A sea nettle hunts by trailing those long tentacles, covered with stinging cells. When the tentacles touch tiny plankton, the stinging cells stick tight and paralyze prey. From there, the prey is moved to the frilly mouth-arms and finally to the mouth, where the jelly eats its meal.

And if you’re wondering how long I can stretch out these videos, me too! At least two or three more days.

You’re welcome for the peaceful videos.

Relax. Enjoy. Repeat.

Apr 24

Shakespeare on the breeze

Once more unto the breach, dear friends, once more. Or close the wall up with our weekend now behind us. In peace there’s nothing so becomes a man as modest stillness and humility. But when the blast of Monday blows in our ears, then remember, you are a tiger nearing the end of a semester. Stiffen the sinews, summon up the blood, disguise fair nature with hard-favour’d rage; then lend the eye a terrible aspect.

And so I wrote the many messages required of my classes to begin the week.

They all started with, “Hello everyone. We’re almost there.”

And that’s a Monday. Class this evening, working work before that and after, and so on. We must close up the wall, as Henry the Vee said.

Seems to me, if you’re a king and you have a hole in your wall, you summon the stonemasons, not the peasant army from the countryside. But that’s the difference between the kings of antiquity and me. That and 5G. And a full spice cabinet. And satellite communications. And air conditioning. And dependable refrigeration.

Kings had it rough, didn’t they?

Let us wander the grounds and check on the things, perchance they have grown overnight.

We have tulips elsewhere, but this brave tulip, standing alone, captivates the attention.

The surrounding weeds have certainly noticed it. But we’ll get to those too, eventually.

I am tempted to stand next to the fig tree and give it a countdown. The suspense is just too much. Maybe tomorrow, though.

In the greenhouse we are seeing great progress. Peas are emerging. The first sprouts are coming up from some of the tomato seeds. The squash and cucumbers are stealing the show.

On another shelf, however, the onions are holding hard the breath and bending up every spirit

I promise not to misquote Shakespeare with every plant, photo or paragraph on this, or any other post.

Two little bike rides the last few days, just 40 miles trying to dodge the winds, which were brutal this weekend, but nice and mild today. This was a cornfield last summer, and it’ll soon be verdant once again.

Right through there, you had corn on either side of you, and that was usually a pretty decent wind break. Just now, however, you can feel go one way on that road and think you’re dragging a deep freezer behind you, and then set personal bests coming back from the other direction. The wind has been impressive, and is just part of this part of spring around here, we are told.
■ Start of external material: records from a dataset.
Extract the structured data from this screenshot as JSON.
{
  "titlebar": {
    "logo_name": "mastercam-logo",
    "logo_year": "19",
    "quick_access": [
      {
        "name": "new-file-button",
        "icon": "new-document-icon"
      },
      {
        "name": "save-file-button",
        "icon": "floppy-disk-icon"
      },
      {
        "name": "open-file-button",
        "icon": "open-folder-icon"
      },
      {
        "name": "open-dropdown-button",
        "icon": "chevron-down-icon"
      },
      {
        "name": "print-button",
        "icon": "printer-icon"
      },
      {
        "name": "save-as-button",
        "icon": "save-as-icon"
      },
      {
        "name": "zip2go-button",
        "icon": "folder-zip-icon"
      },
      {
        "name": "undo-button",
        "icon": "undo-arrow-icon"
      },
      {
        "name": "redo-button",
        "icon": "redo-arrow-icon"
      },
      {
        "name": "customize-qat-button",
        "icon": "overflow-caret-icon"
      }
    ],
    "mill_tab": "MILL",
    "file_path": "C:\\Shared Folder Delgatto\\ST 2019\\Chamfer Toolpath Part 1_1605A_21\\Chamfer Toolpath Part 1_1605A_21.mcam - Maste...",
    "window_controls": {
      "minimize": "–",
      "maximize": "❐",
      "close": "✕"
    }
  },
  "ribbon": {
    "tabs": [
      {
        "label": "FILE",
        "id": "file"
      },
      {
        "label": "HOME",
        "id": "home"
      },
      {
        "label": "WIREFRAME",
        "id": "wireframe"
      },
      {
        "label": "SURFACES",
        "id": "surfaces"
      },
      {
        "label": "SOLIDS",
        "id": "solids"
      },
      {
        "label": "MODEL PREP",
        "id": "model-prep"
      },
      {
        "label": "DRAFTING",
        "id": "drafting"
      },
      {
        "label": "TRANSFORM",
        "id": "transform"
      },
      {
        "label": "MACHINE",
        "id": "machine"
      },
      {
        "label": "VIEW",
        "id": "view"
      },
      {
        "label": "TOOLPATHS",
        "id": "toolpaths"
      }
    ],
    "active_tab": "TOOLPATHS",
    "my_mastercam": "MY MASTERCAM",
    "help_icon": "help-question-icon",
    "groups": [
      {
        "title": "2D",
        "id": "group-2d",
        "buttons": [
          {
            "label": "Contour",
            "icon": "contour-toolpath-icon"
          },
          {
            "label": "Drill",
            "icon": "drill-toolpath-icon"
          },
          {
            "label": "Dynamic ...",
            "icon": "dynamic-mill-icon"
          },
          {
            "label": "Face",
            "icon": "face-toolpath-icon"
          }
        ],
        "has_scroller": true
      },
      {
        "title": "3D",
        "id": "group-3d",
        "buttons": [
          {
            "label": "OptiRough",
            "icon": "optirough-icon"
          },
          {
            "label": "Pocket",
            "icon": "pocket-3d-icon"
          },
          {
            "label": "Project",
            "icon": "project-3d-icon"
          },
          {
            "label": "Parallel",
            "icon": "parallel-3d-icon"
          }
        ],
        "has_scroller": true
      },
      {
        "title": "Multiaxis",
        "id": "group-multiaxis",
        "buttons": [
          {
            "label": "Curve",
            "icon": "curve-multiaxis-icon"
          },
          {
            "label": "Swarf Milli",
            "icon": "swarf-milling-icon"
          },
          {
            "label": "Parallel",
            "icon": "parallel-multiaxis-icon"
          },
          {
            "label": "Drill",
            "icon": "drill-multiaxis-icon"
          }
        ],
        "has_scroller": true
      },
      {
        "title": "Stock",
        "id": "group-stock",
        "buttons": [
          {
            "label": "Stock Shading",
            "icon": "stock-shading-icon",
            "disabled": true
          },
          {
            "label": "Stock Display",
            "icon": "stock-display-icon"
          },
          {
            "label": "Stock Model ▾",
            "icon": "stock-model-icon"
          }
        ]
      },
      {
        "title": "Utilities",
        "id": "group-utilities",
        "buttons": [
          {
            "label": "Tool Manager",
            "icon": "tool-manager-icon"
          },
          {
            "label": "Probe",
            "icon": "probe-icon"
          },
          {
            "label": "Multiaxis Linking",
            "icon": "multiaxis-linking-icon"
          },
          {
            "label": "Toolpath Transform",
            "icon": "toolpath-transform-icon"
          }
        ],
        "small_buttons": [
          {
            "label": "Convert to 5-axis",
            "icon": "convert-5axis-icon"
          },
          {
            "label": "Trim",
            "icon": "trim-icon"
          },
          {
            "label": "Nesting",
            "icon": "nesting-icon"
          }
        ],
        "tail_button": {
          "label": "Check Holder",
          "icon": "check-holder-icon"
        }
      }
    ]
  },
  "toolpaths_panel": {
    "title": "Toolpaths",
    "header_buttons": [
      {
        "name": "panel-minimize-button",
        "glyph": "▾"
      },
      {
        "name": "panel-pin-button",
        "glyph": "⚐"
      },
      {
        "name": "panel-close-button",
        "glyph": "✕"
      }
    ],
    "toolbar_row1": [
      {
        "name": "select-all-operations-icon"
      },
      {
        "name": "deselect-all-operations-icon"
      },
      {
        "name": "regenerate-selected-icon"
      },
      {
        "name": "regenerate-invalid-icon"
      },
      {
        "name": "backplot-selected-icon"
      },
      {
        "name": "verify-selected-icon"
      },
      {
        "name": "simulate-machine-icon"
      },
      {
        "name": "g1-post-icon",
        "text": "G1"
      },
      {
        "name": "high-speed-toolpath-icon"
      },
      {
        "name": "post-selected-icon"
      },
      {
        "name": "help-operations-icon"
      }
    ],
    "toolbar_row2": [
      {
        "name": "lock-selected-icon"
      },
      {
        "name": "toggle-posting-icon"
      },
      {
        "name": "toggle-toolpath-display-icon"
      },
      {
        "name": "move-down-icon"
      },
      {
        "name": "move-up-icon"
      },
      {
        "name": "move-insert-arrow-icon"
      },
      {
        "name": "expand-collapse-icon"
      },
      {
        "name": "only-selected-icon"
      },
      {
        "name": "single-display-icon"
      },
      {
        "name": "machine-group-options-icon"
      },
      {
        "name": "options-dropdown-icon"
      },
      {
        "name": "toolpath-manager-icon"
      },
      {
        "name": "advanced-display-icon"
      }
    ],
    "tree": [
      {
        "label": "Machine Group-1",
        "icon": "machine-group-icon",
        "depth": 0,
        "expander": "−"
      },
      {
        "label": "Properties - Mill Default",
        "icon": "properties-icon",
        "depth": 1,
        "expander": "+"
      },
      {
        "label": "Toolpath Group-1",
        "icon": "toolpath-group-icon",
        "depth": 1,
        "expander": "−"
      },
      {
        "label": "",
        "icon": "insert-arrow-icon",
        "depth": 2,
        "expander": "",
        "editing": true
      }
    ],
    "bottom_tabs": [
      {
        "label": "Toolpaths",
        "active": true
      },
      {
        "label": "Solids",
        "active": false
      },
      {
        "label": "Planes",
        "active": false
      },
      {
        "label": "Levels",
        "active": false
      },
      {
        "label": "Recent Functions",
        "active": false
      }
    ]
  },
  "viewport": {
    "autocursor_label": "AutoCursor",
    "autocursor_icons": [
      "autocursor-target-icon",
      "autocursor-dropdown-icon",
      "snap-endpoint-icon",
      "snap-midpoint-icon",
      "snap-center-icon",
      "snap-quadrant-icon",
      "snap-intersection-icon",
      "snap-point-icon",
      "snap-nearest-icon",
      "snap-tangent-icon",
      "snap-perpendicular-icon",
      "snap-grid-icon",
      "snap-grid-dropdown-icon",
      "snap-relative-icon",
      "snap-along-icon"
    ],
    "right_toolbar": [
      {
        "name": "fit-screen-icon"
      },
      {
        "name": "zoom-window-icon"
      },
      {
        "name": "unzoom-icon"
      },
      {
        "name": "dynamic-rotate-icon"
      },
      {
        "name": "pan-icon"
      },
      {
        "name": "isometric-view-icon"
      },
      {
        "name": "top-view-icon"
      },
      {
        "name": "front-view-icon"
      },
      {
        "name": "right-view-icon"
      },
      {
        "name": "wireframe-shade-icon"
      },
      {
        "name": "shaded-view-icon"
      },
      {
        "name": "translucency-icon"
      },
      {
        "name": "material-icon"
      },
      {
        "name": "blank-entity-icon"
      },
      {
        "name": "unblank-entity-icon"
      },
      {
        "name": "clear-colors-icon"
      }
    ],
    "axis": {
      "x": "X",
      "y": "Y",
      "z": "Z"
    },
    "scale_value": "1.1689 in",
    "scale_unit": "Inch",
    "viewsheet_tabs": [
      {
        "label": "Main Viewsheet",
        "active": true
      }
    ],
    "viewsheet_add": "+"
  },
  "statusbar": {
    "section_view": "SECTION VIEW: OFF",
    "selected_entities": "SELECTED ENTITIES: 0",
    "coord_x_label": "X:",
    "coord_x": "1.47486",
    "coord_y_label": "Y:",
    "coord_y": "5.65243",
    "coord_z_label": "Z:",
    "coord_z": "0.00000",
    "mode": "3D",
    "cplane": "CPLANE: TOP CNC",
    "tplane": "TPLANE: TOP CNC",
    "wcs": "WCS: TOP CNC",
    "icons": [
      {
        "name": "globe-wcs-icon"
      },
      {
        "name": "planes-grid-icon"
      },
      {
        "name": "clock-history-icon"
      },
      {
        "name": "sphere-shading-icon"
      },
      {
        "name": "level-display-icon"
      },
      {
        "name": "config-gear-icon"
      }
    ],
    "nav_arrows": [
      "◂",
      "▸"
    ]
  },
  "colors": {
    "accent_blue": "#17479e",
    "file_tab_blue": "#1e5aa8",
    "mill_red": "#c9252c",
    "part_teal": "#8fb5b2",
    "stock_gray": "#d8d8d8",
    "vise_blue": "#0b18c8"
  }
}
The other day my lovely bride dropped me, because she’s better in the wind than I am, usually. I missed the turn she took, which added a few miles, which was fine. Eventually I found a road that looked familiar, and I turned on it, and this barn, which I’ve never noticed before.

Hey, look. here’s that same truck and tractor as before, but from the other side. With the direction the wind has lately been traveling, this is the fast direction.

And here’s another barn I found. This one was today. I was not lost this time. I’d actually paid attention to the route map and caught the left, which saved me about four miles. This was fine for time, but a shame since I wasn’t vainly pedaling into gale force winds.

After I got lost on the weekend ride I went up a road I know I have done in the mid-20s, but was struggling and straining to stay upright at 8.5 mph in the wind. Same road today? I wasn’t even thinking about it, my mind was anywhere but on the road or Henry the Vee, and I glanced down on that same stretch and my Garmin said I was doing 21 while soft pedaling. That’s the difference in no wind and Shakespeare urging it on. Blow, blow, thou spring wind.

The wind has been impressive, I think because we are close to the ocean and a river besides. We’ve been told it’s just part of spring around here in the open farmland.

I’ll take it.

Over on the other coast, things are nice and peaceful for this jelly, which lives at the Monterey Bay Aquarium. This creature is definitely enjoying itself, and you should too. No reason necessary.

Relax. Enjoy. Repeat.

Happy Monday!